But the musicians also kept their heads buried in the music most of the evening, leaving much of the poetic spontaneity and dramatic interaction to be guessed at. There was a sense that the music was performed by very dexterous, but perhaps not quite fully rehearsed, players. That sense became manifest in some suspicious hesitancy in Cipriano de Rore's "Dalle belle contrade."

Still, as a two-hour lesson about a complex--but omnipresent--musical form, the evening is well worth attending. The challenge, perhaps, is to decide whether this music and poetry (with its genuine and recycled trecento imagery) is to be heard as decidedly foreign to our times, or distant but of a piece with the modern age. Much of the poetry suggests forms of erotic intellectualizing that can seem cold and evasive--the standard sexless sex imagery of pastorale and mythological texts or the equal-opportunity sycophancy of works like Marenzio's "Real natura, angelico intelletto" (an all-purpose wedding madrigal). And yet there are explosively sensual works such as Willaert's "Un giorno mi prego una vedovella," sufficiently pornographic in its coy way to make even late-20th-century swingers blush a little.

It is a world that offers no clear bearings to someone steeped in the hyper-polite, down-to-earth sexual negotiations of our day. No mention of money--or prenups either.

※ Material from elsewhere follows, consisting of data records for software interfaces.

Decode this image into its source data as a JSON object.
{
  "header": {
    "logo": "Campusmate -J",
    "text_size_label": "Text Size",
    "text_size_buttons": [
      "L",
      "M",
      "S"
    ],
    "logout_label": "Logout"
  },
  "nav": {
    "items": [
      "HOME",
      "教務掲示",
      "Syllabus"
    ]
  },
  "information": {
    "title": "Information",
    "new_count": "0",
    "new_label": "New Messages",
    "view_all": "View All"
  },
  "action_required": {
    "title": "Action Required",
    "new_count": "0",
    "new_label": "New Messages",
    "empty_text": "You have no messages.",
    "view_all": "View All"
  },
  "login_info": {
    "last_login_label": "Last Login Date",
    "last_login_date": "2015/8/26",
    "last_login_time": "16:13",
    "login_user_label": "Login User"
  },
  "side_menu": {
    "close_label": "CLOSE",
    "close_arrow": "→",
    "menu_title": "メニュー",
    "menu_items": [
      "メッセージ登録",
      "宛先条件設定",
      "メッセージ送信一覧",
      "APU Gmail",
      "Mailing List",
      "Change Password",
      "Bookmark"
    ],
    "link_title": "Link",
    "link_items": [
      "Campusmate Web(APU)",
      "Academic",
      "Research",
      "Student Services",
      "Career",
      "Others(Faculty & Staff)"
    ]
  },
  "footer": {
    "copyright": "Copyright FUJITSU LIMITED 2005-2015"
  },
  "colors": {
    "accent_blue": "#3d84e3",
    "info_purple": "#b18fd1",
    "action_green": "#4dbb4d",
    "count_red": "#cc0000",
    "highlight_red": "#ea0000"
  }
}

Highlights of the evening include a solo instrumental work for gamba by Ganassi, performed with poetic simplicity by Margriet Tindemans, three unaccompanied madrigals by Monteverdi that showcase the well-balanced vocalists, some very virtuosic recorder playing by Scott Reiss (in many ways the presiding spirit of animation among the instrumentalists) and two sublime works by Rore. Placed where they are, these madrigals underscore Rore as one of the great geniuses of the era. Hearing genius in the context of the merely fluent is a valuable lesson indeed.